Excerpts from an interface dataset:
***
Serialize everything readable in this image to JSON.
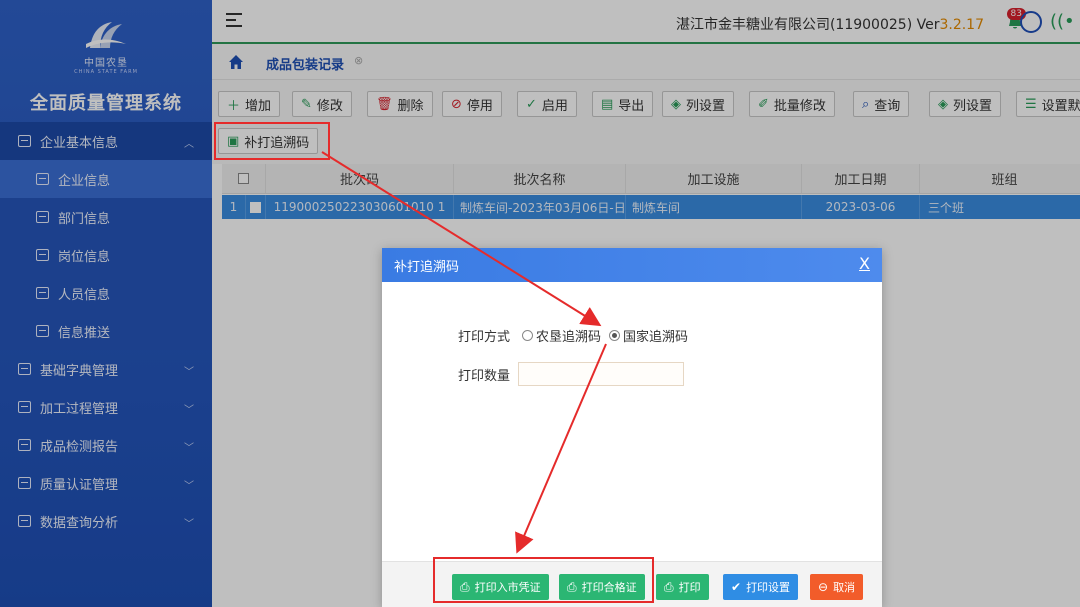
{
  "sidebar": {
    "logo_cn": "中国农垦",
    "logo_en": "CHINA STATE FARM",
    "system_title": "全面质量管理系统",
    "items": [
      {
        "label": "企业基本信息",
        "type": "group-open"
      },
      {
        "label": "企业信息",
        "type": "sub"
      },
      {
        "label": "部门信息",
        "type": "sub"
      },
      {
        "label": "岗位信息",
        "type": "sub"
      },
      {
        "label": "人员信息",
        "type": "sub"
      },
      {
        "label": "信息推送",
        "type": "sub"
      },
      {
        "label": "基础字典管理",
        "type": "group"
      },
      {
        "label": "加工过程管理",
        "type": "group"
      },
      {
        "label": "成品检测报告",
        "type": "group"
      },
      {
        "label": "质量认证管理",
        "type": "group"
      },
      {
        "label": "数据查询分析",
        "type": "group"
      }
    ]
  },
  "header": {
    "company": "湛江市金丰糖业有限公司(11900025) Ver",
    "version": "3.2.17",
    "notify_count": "83"
  },
  "tab": {
    "title": "成品包装记录",
    "close": "⊗"
  },
  "toolbar": {
    "add": "增加",
    "edit": "修改",
    "delete": "删除",
    "disable": "停用",
    "enable": "启用",
    "export": "导出",
    "columns": "列设置",
    "batch_edit": "批量修改",
    "query": "查询",
    "columns2": "列设置",
    "set_default": "设置默",
    "reprint": "补打追溯码"
  },
  "grid": {
    "headers": [
      "批次码",
      "批次名称",
      "加工设施",
      "加工日期",
      "班组"
    ],
    "rows": [
      {
        "index": "1",
        "batch_code": "119000250223030601010 1",
        "batch_name": "制炼车间-2023年03月06日-日",
        "facility": "制炼车间",
        "date": "2023-03-06",
        "team": "三个班"
      }
    ]
  },
  "dialog": {
    "title": "补打追溯码",
    "close": "X",
    "print_mode_label": "打印方式",
    "option_1": "农垦追溯码",
    "option_2": "国家追溯码",
    "qty_label": "打印数量",
    "qty_value": "",
    "btn_market": "打印入市凭证",
    "btn_cert": "打印合格证",
    "btn_print": "打印",
    "btn_settings": "打印设置",
    "btn_cancel": "取消"
  },
  "colors": {
    "sidebar": "#2f62c9",
    "accent_green": "#2bb673",
    "accent_blue": "#2f8de4",
    "cancel": "#f25c2a",
    "annotation": "#e52b2b"
  }
}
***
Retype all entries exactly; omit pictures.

EXPECTED ANSWER
Serialize everything readable in this image to JSON.
{
  "sidebar": {
    "logo_cn": "中国农垦",
    "logo_en": "CHINA STATE FARM",
    "system_title": "全面质量管理系统",
    "items": [
      {
        "label": "企业基本信息",
        "type": "group-open"
      },
      {
        "label": "企业信息",
        "type": "sub"
      },
      {
        "label": "部门信息",
        "type": "sub"
      },
      {
        "label": "岗位信息",
        "type": "sub"
      },
      {
        "label": "人员信息",
        "type": "sub"
      },
      {
        "label": "信息推送",
        "type": "sub"
      },
      {
        "label": "基础字典管理",
        "type": "group"
      },
      {
        "label": "加工过程管理",
        "type": "group"
      },
      {
        "label": "成品检测报告",
        "type": "group"
      },
      {
        "label": "质量认证管理",
        "type": "group"
      },
      {
        "label": "数据查询分析",
        "type": "group"
      }
    ]
  },
  "header": {
    "company": "湛江市金丰糖业有限公司(11900025) Ver",
    "version": "3.2.17",
    "notify_count": "83"
  },
  "tab": {
    "title": "成品包装记录",
    "close": "⊗"
  },
  "toolbar": {
    "add": "增加",
    "edit": "修改",
    "delete": "删除",
    "disable": "停用",
    "enable": "启用",
    "export": "导出",
    "columns": "列设置",
    "batch_edit": "批量修改",
    "query": "查询",
    "columns2": "列设置",
    "set_default": "设置默",
    "reprint": "补打追溯码"
  },
  "grid": {
    "headers": [
      "批次码",
      "批次名称",
      "加工设施",
      "加工日期",
      "班组"
    ],
    "rows": [
      {
        "index": "1",
        "batch_code": "119000250223030601010 1",
        "batch_name": "制炼车间-2023年03月06日-日",
        "facility": "制炼车间",
        "date": "2023-03-06",
        "team": "三个班"
      }
    ]
  },
  "dialog": {
    "title": "补打追溯码",
    "close": "X",
    "print_mode_label": "打印方式",
    "option_1": "农垦追溯码",
    "option_2": "国家追溯码",
    "qty_label": "打印数量",
    "qty_value": "",
    "btn_market": "打印入市凭证",
    "btn_cert": "打印合格证",
    "btn_print": "打印",
    "btn_settings": "打印设置",
    "btn_cancel": "取消"
  },
  "colors": {
    "sidebar": "#2f62c9",
    "accent_green": "#2bb673",
    "accent_blue": "#2f8de4",
    "cancel": "#f25c2a",
    "annotation": "#e52b2b"
  }
}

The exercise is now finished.